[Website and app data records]
==========

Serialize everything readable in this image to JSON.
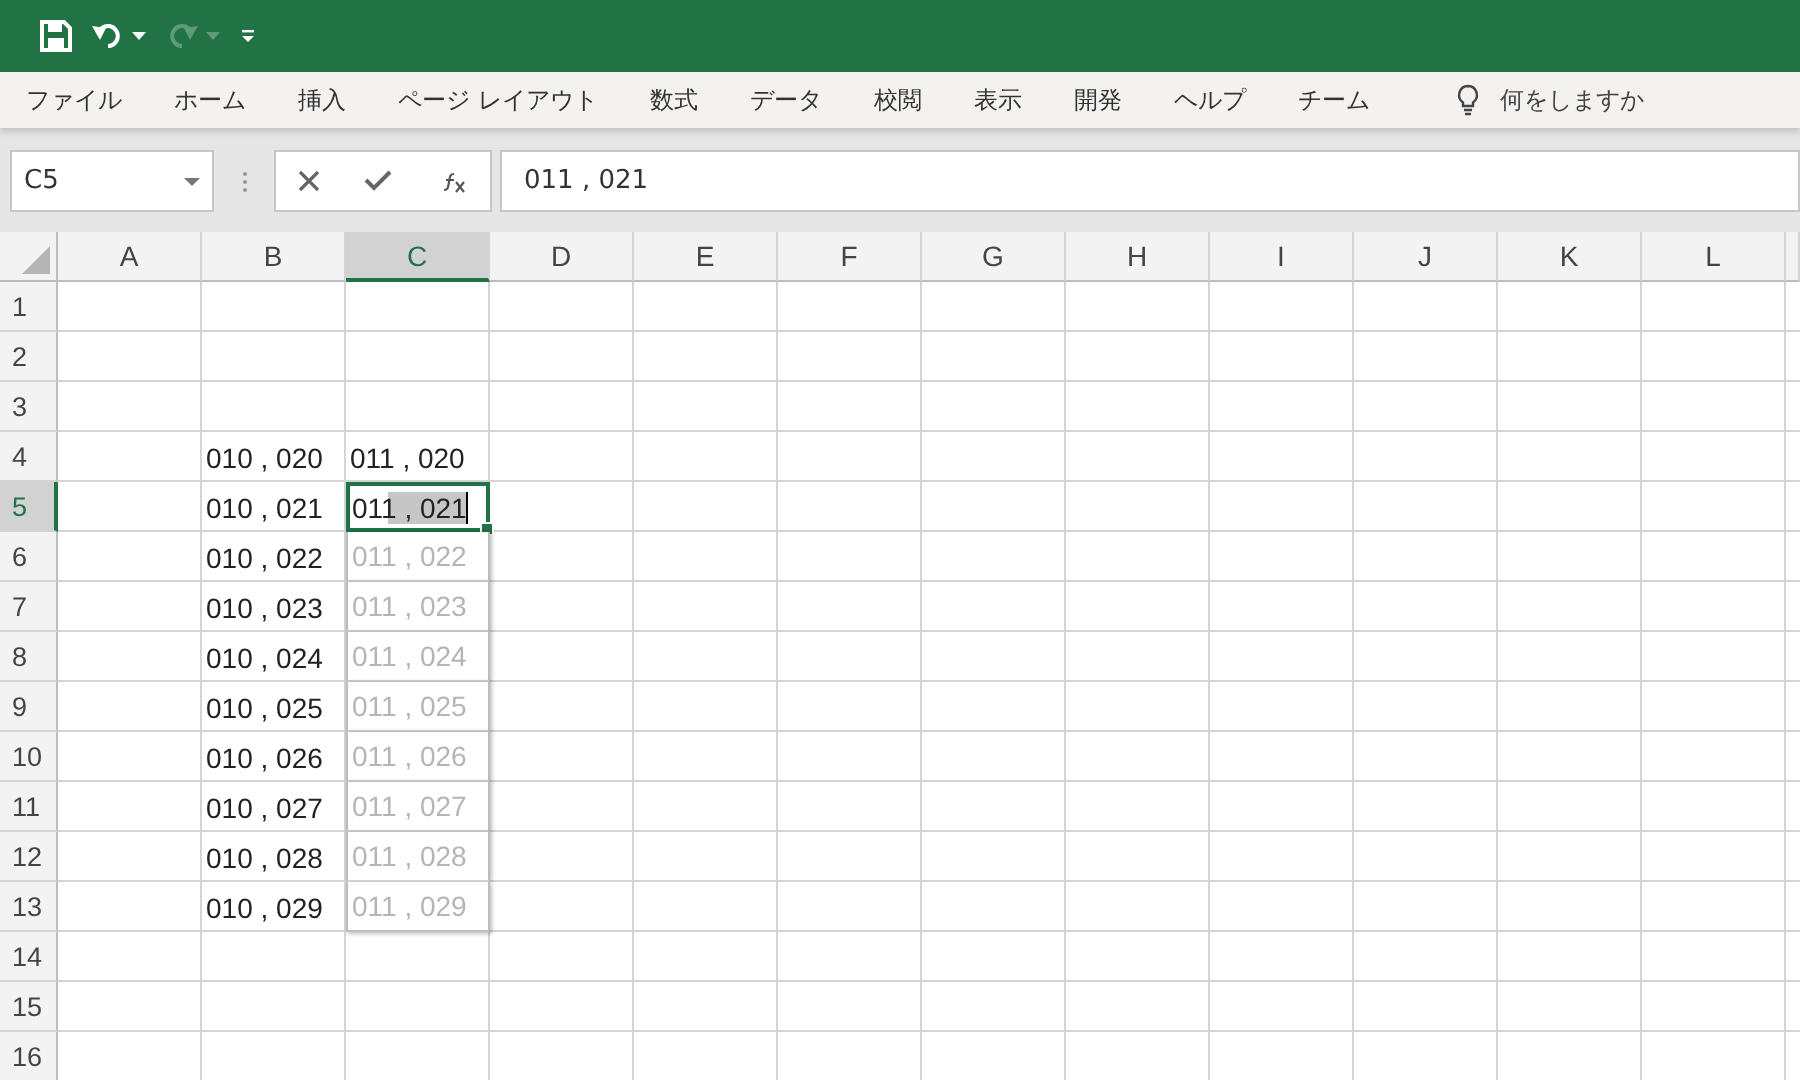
{
  "quick_access": [
    {
      "kind": "save",
      "disabled": false
    },
    {
      "kind": "undo",
      "disabled": false
    },
    {
      "kind": "redo",
      "disabled": true
    },
    {
      "kind": "customize",
      "disabled": false
    }
  ],
  "ribbon_tabs": [
    {
      "label": "ファイル",
      "selected": false
    },
    {
      "label": "ホーム",
      "selected": false
    },
    {
      "label": "挿入",
      "selected": false
    },
    {
      "label": "ページ レイアウト",
      "selected": false
    },
    {
      "label": "数式",
      "selected": false
    },
    {
      "label": "データ",
      "selected": false
    },
    {
      "label": "校閲",
      "selected": false
    },
    {
      "label": "表示",
      "selected": false
    },
    {
      "label": "開発",
      "selected": false
    },
    {
      "label": "ヘルプ",
      "selected": false
    },
    {
      "label": "チーム",
      "selected": false
    }
  ],
  "tell_me": {
    "placeholder": "何をしますか"
  },
  "name_box": {
    "value": "C5"
  },
  "formula_bar": {
    "value": "011 , 021"
  },
  "columns": [
    {
      "label": "A",
      "selected": false
    },
    {
      "label": "B",
      "selected": false
    },
    {
      "label": "C",
      "selected": true
    },
    {
      "label": "D",
      "selected": false
    },
    {
      "label": "E",
      "selected": false
    },
    {
      "label": "F",
      "selected": false
    },
    {
      "label": "G",
      "selected": false
    },
    {
      "label": "H",
      "selected": false
    },
    {
      "label": "I",
      "selected": false
    },
    {
      "label": "J",
      "selected": false
    },
    {
      "label": "K",
      "selected": false
    },
    {
      "label": "L",
      "selected": false
    }
  ],
  "rows": [
    {
      "number": "1",
      "selected": false
    },
    {
      "number": "2",
      "selected": false
    },
    {
      "number": "3",
      "selected": false
    },
    {
      "number": "4",
      "selected": false,
      "b": "010 , 020",
      "c": {
        "text": "011 , 020",
        "kind": "value"
      }
    },
    {
      "number": "5",
      "selected": true,
      "b": "010 , 021",
      "c": {
        "text": "011 , 021",
        "kind": "editing"
      }
    },
    {
      "number": "6",
      "selected": false,
      "b": "010 , 022",
      "c": {
        "text": "011 , 022",
        "kind": "preview"
      }
    },
    {
      "number": "7",
      "selected": false,
      "b": "010 , 023",
      "c": {
        "text": "011 , 023",
        "kind": "preview"
      }
    },
    {
      "number": "8",
      "selected": false,
      "b": "010 , 024",
      "c": {
        "text": "011 , 024",
        "kind": "preview"
      }
    },
    {
      "number": "9",
      "selected": false,
      "b": "010 , 025",
      "c": {
        "text": "011 , 025",
        "kind": "preview"
      }
    },
    {
      "number": "10",
      "selected": false,
      "b": "010 , 026",
      "c": {
        "text": "011 , 026",
        "kind": "preview"
      }
    },
    {
      "number": "11",
      "selected": false,
      "b": "010 , 027",
      "c": {
        "text": "011 , 027",
        "kind": "preview"
      }
    },
    {
      "number": "12",
      "selected": false,
      "b": "010 , 028",
      "c": {
        "text": "011 , 028",
        "kind": "preview"
      }
    },
    {
      "number": "13",
      "selected": false,
      "b": "010 , 029",
      "c": {
        "text": "011 , 029",
        "kind": "preview"
      }
    },
    {
      "number": "14",
      "selected": false
    },
    {
      "number": "15",
      "selected": false
    },
    {
      "number": "16",
      "selected": false
    }
  ]
}
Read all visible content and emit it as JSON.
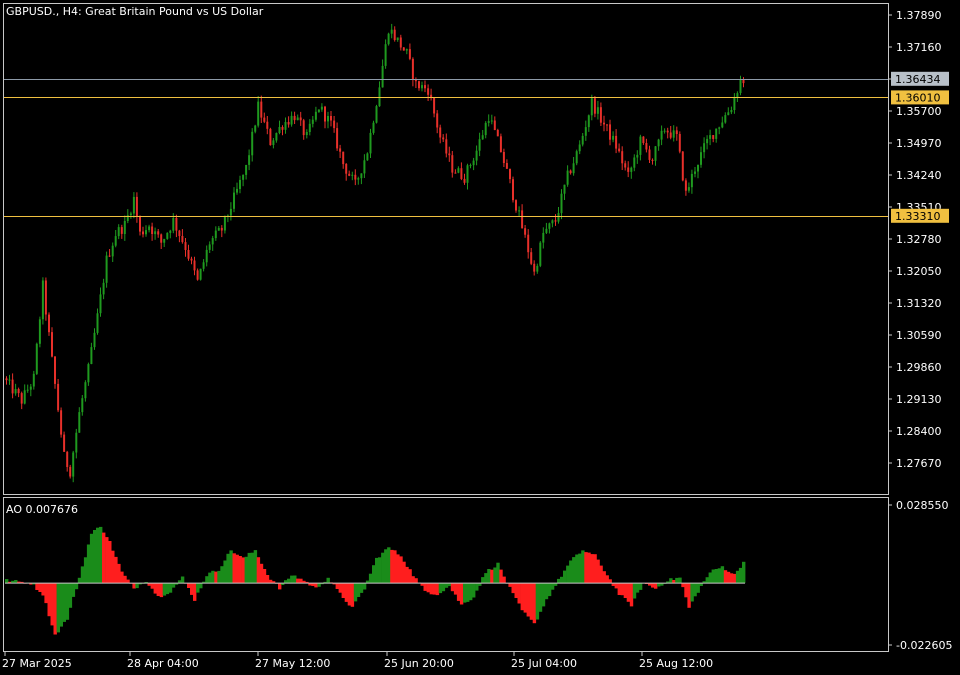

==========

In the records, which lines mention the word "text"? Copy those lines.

        "text": "011 , 020",
        "text": "011 , 021",
        "text": "011 , 022",
        "text": "011 , 023",
        "text": "011 , 024",
        "text": "011 , 025",
        "text": "011 , 026",
        "text": "011 , 027",
        "text": "011 , 028",
        "text": "011 , 029",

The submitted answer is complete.